What you are asked to do -> Whenever a line in the listing contains "this", copy that line.

(Entries supplied begins)

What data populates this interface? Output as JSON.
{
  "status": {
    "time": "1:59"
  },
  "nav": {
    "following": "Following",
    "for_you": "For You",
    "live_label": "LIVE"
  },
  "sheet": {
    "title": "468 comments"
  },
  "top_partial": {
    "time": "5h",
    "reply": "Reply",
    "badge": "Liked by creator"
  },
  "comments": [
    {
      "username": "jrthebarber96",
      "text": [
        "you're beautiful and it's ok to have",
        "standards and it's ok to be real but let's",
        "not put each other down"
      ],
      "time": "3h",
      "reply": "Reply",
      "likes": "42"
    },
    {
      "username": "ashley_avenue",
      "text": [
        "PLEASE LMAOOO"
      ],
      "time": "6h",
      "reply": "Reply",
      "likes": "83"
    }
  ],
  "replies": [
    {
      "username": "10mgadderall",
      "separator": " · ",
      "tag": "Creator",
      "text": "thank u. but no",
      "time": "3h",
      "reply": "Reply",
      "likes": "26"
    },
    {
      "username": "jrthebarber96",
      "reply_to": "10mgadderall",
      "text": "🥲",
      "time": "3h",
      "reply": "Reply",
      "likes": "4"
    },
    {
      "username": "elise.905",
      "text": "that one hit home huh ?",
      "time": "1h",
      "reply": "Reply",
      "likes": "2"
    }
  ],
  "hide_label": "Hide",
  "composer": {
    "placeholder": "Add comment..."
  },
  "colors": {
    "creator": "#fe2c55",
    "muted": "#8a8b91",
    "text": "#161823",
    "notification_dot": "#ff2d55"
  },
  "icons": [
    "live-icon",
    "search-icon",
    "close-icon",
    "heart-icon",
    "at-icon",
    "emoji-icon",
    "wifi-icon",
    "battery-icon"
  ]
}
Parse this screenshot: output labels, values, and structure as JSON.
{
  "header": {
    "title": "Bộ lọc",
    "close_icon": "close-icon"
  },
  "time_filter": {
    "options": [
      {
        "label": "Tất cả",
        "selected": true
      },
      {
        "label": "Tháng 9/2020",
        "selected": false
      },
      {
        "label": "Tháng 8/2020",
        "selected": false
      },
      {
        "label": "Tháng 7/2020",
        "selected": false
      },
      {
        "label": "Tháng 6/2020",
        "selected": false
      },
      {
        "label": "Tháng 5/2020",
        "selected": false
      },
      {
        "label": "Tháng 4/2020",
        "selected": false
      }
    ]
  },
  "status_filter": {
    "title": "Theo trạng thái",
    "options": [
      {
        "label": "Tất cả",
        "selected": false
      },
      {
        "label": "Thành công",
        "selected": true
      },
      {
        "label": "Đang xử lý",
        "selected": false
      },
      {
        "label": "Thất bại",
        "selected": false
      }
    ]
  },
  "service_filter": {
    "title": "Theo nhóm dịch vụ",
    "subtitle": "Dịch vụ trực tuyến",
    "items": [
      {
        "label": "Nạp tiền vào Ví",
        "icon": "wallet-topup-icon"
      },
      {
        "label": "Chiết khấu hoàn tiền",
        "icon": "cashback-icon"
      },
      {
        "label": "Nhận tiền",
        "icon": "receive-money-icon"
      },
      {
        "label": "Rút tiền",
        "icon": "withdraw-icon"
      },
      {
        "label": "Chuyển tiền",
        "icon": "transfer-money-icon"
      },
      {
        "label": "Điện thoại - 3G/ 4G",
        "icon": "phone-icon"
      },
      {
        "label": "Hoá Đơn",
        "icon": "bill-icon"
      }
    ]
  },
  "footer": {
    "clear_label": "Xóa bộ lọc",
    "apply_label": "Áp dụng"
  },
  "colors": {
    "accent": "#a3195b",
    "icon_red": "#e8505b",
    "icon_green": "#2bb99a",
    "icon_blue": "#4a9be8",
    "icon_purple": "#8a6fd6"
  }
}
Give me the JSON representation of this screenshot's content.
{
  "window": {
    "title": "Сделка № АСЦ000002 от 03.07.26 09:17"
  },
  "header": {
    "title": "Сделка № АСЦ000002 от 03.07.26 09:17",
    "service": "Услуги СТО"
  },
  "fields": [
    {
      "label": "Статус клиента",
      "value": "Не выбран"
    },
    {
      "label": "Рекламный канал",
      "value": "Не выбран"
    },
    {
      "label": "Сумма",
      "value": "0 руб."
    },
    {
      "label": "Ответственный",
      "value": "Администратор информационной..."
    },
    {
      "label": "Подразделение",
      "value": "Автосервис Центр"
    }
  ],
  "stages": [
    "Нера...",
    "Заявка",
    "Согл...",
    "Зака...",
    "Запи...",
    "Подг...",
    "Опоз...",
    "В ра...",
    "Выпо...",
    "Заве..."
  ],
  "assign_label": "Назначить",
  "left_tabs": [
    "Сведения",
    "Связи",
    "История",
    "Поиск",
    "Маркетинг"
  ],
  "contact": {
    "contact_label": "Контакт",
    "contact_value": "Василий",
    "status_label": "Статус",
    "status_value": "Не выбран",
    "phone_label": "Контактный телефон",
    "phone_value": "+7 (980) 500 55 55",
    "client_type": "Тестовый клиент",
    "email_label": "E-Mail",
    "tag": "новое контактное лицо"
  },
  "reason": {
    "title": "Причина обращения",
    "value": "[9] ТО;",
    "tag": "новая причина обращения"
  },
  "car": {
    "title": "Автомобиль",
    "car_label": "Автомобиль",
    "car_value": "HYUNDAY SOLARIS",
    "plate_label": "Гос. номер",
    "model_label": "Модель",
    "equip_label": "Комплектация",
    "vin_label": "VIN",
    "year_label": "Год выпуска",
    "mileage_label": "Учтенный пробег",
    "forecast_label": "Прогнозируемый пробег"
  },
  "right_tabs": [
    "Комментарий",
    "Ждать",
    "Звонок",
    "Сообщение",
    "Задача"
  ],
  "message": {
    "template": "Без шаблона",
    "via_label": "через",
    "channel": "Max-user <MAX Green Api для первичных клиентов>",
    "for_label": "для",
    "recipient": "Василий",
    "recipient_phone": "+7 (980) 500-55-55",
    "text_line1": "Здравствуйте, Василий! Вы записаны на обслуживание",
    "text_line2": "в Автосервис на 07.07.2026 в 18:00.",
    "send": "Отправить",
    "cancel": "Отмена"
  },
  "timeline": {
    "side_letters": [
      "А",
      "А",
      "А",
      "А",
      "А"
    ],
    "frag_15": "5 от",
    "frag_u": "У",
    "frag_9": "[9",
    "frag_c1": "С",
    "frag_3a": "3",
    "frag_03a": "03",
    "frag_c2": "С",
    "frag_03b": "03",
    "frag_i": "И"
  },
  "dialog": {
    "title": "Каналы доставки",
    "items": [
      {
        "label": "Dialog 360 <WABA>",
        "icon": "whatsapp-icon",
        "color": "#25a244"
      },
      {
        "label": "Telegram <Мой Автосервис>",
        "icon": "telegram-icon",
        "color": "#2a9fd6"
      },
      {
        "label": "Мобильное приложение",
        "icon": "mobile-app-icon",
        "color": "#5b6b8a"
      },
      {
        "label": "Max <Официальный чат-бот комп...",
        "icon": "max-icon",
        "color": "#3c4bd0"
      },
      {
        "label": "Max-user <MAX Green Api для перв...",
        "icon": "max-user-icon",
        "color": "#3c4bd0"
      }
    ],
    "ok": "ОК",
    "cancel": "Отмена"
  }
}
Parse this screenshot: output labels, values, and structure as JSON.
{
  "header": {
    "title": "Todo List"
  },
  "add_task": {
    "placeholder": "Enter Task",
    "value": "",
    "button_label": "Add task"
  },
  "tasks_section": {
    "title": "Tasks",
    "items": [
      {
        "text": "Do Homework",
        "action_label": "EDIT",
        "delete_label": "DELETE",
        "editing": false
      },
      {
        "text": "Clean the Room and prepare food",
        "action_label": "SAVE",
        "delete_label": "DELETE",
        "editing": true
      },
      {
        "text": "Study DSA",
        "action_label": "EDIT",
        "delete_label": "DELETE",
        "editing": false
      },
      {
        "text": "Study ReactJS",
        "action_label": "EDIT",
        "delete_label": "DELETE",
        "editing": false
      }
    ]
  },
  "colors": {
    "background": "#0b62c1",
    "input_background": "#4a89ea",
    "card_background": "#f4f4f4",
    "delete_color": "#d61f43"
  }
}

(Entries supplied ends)

Exercise solution ->
What data populates this interface? Output as JSON.
Parse this screenshot: output labels, values, and structure as JSON.
Give me the JSON representation of this screenshot's content.
Parse this screenshot: output labels, values, and structure as JSON.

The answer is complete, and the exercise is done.